When qualifying a franchise candidate who is here on an employment-based visa or who is the derivative beneficiary of an employment-based visa holder, a franchisor needs to know where the primary visa holder is in the green card process. If the green card application has not been filed, the primary visa holder must continue working for his or her sponsoring company, but his or her spouse may be able to qualify for work authorization. If a green card application is pending, the primary visa holder may be able to leave his or her employment and devote full-time efforts to a franchised business, so long as an employment authorization card has been issued (employment authorization processing times currently run about 90 days). If a green card has been issued, the primary beneficiary may leave the sponsoring employer after working for that employer for a relatively short time, and devote full-time efforts to the franchised business.
Also important to the franchise community is the E-2 Treaty Investor visa. Similar to the EB-5 visa (discussed above), the E-2 visa grants temporary immigration status to foreign nationals of treaty countries who are willing to invest a “substantial amount of capital” in a new U.S. business enterprise. While “substantial amount of capital” is not defined anywhere, practitioners recommend that an investor plan to invest at least $100,000 of his or her own funds. To qualify for an E-2 visa, the investor must show that he or she has “possession of and control over” the funds and has earned the funds legally. The investor also must show that the investment capital is “in the process of being invested” (i.e., irrevocably committed to the enterprise) at the time the application is filed (in other words, having a signed franchise agreement and funds deposited into an escrow account).
The E-2 is a temporary visa issued for an initial two-year period that can be renewed indefinitely in additional two-year increments, so long as the investment still meets eligibility requirements at the time of each renewal. If the investment enterprise fails or the business is sold, the visa expires and the individual must leave the United States. Therefore, like the EB-5 visa holder, the E-2 visa holder will be looking for a long-term investment.
Because H1-B and L-1 visas are for a limited duration, employment-based visa holders and their spouses are likely to be prime franchise candidates and view franchise ownership as an opportunity to work and stay in the United States for a longer period of time. This is often achieved by setting up the employee’s spouse as the franchise owner and primary E-2 Treaty Investor, at which point the spouses essentially switch roles: the dependent spouse becomes the primary E-2 visa holder, and the former L-1 or H1-B visa holder becomes the spouse of an E-2 visa holder who qualifies for work authorization.
What Does this Mean for Franchisors?

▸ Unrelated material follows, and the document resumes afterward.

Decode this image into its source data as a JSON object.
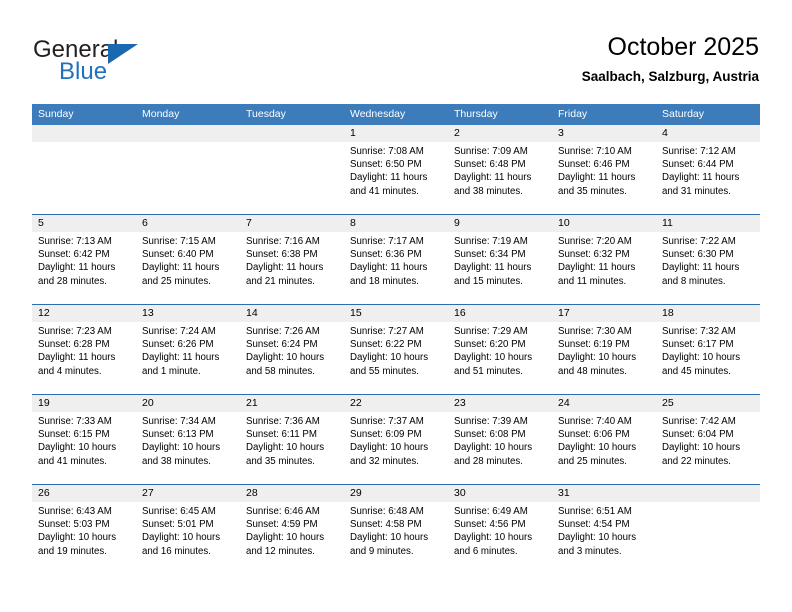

While permanent residents can be treated the same as U.S. citizens from an immigration law perspective, franchisors need to be sensitive to the potential termination of temporary visas and consider exit strategies beforehand. With that in mind, immigrants can offer significant growth opportunities for the right franchise system. During the franchise qualification process, a franchisor just needs to confirm the applicant’s immigration status and the applicant’s right to work in the United States. From there, the qualification process turns on business considerations. Does this individual have access to capital? Does he or she understand U.S. business practices? And, perhaps most importantly, does the franchisor’s system provide the particular type of support the applicant needs to successfully run a business?